Here's the second rule, and it could make or break your vacation: Present your behavioral expectations and consequences to all children and parents before the trip. Make sure that everyone knows and agrees upon any rules. You're already familiar with each other, but vacations generate novel conditions. You can't anticipate every situation, but consider common matters of safety and respect. For example:
- Free time, away from parents
- Strict oversight or tolerance of exploration
- Behavioral expectations (chores, manners, kindness)
- Procedures ensuring privacy
- Consequences for breaking rules
- Inherent risks (Will there be white-water rafting?)
Let your knowledge of the friend's behavior be a guide during your discussion. For instance, my niece is, obviously, wonderful, but she seems physically attached to her cell phone and texts nonstop. Since this was a family vacation, I set a rule: Text at the hotel. Period. When we were out and about, the phone was decommissioned (except for important calls from her parents). While this cold turkey approach must have been painful, my niece was a real trooper and respected the rules.

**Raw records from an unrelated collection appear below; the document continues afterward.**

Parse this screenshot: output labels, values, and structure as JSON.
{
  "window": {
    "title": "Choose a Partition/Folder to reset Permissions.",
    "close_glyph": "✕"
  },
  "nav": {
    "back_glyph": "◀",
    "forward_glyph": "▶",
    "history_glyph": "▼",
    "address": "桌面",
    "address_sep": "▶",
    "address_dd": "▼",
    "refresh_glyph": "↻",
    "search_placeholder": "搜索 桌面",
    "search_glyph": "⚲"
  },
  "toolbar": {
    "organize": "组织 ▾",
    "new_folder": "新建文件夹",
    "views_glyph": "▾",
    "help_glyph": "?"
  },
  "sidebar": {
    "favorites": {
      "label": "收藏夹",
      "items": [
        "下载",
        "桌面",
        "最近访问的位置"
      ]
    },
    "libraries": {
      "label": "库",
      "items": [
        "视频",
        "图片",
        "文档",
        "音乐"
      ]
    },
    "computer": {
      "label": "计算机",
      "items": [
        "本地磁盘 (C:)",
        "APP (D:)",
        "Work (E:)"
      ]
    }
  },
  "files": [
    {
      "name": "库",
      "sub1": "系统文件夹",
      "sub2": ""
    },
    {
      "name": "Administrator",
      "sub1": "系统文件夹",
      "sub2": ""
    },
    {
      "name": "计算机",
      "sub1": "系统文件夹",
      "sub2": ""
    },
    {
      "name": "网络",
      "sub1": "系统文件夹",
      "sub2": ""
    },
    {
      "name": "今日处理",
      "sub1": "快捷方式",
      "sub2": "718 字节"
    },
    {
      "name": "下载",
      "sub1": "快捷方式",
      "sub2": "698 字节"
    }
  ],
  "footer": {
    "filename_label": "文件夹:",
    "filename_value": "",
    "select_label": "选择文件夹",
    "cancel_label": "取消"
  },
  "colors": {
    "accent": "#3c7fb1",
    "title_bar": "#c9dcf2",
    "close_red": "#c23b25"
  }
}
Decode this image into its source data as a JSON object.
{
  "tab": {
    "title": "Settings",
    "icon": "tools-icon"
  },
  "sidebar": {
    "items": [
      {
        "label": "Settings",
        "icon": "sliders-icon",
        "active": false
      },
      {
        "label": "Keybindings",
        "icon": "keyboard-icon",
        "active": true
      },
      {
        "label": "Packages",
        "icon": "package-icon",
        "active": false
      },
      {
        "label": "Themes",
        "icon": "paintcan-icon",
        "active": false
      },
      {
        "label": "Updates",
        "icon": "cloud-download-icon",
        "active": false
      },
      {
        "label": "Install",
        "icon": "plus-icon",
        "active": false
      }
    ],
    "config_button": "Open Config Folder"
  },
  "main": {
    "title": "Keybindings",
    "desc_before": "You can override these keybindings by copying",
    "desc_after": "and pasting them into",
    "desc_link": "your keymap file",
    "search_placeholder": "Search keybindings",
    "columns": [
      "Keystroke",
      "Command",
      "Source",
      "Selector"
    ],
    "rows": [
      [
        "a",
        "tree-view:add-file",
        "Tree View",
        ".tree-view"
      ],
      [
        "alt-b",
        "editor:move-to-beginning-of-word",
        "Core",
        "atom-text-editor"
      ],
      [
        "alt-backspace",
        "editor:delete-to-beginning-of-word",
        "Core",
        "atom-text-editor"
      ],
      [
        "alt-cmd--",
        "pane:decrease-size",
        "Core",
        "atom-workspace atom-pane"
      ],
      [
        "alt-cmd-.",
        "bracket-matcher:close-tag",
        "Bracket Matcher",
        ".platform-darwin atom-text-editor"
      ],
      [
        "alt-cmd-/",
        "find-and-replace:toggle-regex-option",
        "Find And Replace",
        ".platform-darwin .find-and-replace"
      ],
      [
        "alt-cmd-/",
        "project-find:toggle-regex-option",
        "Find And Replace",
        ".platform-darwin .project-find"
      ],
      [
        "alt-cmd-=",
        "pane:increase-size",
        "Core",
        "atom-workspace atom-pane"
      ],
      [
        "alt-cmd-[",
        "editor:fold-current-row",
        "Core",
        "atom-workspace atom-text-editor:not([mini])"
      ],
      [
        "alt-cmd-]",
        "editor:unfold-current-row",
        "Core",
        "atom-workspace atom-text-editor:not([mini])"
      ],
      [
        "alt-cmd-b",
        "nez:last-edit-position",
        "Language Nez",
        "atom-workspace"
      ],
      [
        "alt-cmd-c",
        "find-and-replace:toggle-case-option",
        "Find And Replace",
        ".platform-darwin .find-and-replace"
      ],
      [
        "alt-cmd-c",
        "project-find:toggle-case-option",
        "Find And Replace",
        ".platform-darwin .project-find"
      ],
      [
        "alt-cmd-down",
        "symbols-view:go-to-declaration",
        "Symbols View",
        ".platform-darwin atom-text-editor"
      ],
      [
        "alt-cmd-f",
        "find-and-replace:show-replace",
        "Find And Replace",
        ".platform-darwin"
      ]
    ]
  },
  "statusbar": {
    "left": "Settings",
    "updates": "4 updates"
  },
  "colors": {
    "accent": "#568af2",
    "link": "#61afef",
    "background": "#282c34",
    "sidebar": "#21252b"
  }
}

This type of discussion should not be one-way. It's the kids' vacation, too. Make sure kids have input on selecting activities, changing activities and getting some alone time.